» **WORK INSTRUCTIONS**
Reproduce each entry below exactly, without omitting any.

(Page and application data records)
··········

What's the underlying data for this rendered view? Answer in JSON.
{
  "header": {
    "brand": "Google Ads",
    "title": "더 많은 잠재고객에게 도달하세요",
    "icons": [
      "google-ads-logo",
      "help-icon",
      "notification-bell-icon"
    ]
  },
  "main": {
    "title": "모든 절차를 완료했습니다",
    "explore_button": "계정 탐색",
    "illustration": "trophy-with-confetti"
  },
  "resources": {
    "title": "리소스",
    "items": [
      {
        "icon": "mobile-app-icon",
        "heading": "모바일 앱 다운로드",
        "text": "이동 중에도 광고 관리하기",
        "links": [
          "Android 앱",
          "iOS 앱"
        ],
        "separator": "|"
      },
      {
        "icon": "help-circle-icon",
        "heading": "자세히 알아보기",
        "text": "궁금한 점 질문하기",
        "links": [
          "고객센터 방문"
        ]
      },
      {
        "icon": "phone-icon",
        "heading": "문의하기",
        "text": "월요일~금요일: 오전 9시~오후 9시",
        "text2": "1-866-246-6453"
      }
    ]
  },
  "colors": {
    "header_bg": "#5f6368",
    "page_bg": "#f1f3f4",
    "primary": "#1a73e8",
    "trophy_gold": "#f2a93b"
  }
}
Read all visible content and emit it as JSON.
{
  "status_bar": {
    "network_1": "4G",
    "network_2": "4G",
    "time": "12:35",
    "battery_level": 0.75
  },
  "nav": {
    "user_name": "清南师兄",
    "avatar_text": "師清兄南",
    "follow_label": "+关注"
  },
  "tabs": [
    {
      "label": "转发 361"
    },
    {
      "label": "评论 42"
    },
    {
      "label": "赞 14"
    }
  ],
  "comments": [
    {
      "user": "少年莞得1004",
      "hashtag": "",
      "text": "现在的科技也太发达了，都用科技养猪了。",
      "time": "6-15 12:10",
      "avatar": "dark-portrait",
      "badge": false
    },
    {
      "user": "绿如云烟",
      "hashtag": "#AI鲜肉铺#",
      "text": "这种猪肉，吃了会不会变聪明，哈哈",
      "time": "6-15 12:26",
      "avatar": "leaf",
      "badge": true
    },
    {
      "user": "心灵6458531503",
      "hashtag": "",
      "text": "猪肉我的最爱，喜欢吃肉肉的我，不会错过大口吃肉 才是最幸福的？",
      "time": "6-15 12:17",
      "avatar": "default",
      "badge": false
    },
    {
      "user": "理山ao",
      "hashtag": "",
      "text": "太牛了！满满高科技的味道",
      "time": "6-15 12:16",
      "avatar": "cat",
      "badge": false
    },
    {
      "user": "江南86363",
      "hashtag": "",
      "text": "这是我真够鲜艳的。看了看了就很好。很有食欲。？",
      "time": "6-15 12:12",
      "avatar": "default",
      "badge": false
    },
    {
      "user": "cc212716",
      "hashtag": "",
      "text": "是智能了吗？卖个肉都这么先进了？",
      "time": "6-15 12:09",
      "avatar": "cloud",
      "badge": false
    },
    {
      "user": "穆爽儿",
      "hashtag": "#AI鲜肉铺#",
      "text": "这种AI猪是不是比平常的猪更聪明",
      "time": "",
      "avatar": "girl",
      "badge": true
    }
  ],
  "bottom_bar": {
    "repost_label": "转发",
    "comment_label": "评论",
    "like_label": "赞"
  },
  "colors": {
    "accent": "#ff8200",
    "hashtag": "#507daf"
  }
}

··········

» **WRITTEN REPLY**
What's the underlying data for this rendered view? Answer in JSON.
{
  "header": {
    "brand": "Google Ads",
    "title": "더 많은 잠재고객에게 도달하세요",
    "icons": [
      "google-ads-logo",
      "help-icon",
      "notification-bell-icon"
    ]
  },
  "main": {
    "title": "모든 절차를 완료했습니다",
    "explore_button": "계정 탐색",
    "illustration": "trophy-with-confetti"
  },
  "resources": {
    "title": "리소스",
    "items": [
      {
        "icon": "mobile-app-icon",
        "heading": "모바일 앱 다운로드",
        "text": "이동 중에도 광고 관리하기",
        "links": [
          "Android 앱",
          "iOS 앱"
        ],
        "separator": "|"
      },
      {
        "icon": "help-circle-icon",
        "heading": "자세히 알아보기",
        "text": "궁금한 점 질문하기",
        "links": [
          "고객센터 방문"
        ]
      },
      {
        "icon": "phone-icon",
        "heading": "문의하기",
        "text": "월요일~금요일: 오전 9시~오후 9시",
        "text2": "1-866-246-6453"
      }
    ]
  },
  "colors": {
    "header_bg": "#5f6368",
    "page_bg": "#f1f3f4",
    "primary": "#1a73e8",
    "trophy_gold": "#f2a93b"
  }
}
Read all visible content and emit it as JSON.
{
  "status_bar": {
    "network_1": "4G",
    "network_2": "4G",
    "time": "12:35",
    "battery_level": 0.75
  },
  "nav": {
    "user_name": "清南师兄",
    "avatar_text": "師清兄南",
    "follow_label": "+关注"
  },
  "tabs": [
    {
      "label": "转发 361"
    },
    {
      "label": "评论 42"
    },
    {
      "label": "赞 14"
    }
  ],
  "comments": [
    {
      "user": "少年莞得1004",
      "hashtag": "",
      "text": "现在的科技也太发达了，都用科技养猪了。",
      "time": "6-15 12:10",
      "avatar": "dark-portrait",
      "badge": false
    },
    {
      "user": "绿如云烟",
      "hashtag": "#AI鲜肉铺#",
      "text": "这种猪肉，吃了会不会变聪明，哈哈",
      "time": "6-15 12:26",
      "avatar": "leaf",
      "badge": true
    },
    {
      "user": "心灵6458531503",
      "hashtag": "",
      "text": "猪肉我的最爱，喜欢吃肉肉的我，不会错过大口吃肉 才是最幸福的？",
      "time": "6-15 12:17",
      "avatar": "default",
      "badge": false
    },
    {
      "user": "理山ao",
      "hashtag": "",
      "text": "太牛了！满满高科技的味道",
      "time": "6-15 12:16",
      "avatar": "cat",
      "badge": false
    },
    {
      "user": "江南86363",
      "hashtag": "",
      "text": "这是我真够鲜艳的。看了看了就很好。很有食欲。？",
      "time": "6-15 12:12",
      "avatar": "default",
      "badge": false
    },
    {
      "user": "cc212716",
      "hashtag": "",
      "text": "是智能了吗？卖个肉都这么先进了？",
      "time": "6-15 12:09",
      "avatar": "cloud",
      "badge": false
    },
    {
      "user": "穆爽儿",
      "hashtag": "#AI鲜肉铺#",
      "text": "这种AI猪是不是比平常的猪更聪明",
      "time": "",
      "avatar": "girl",
      "badge": true
    }
  ],
  "bottom_bar": {
    "repost_label": "转发",
    "comment_label": "评论",
    "like_label": "赞"
  },
  "colors": {
    "accent": "#ff8200",
    "hashtag": "#507daf"
  }
}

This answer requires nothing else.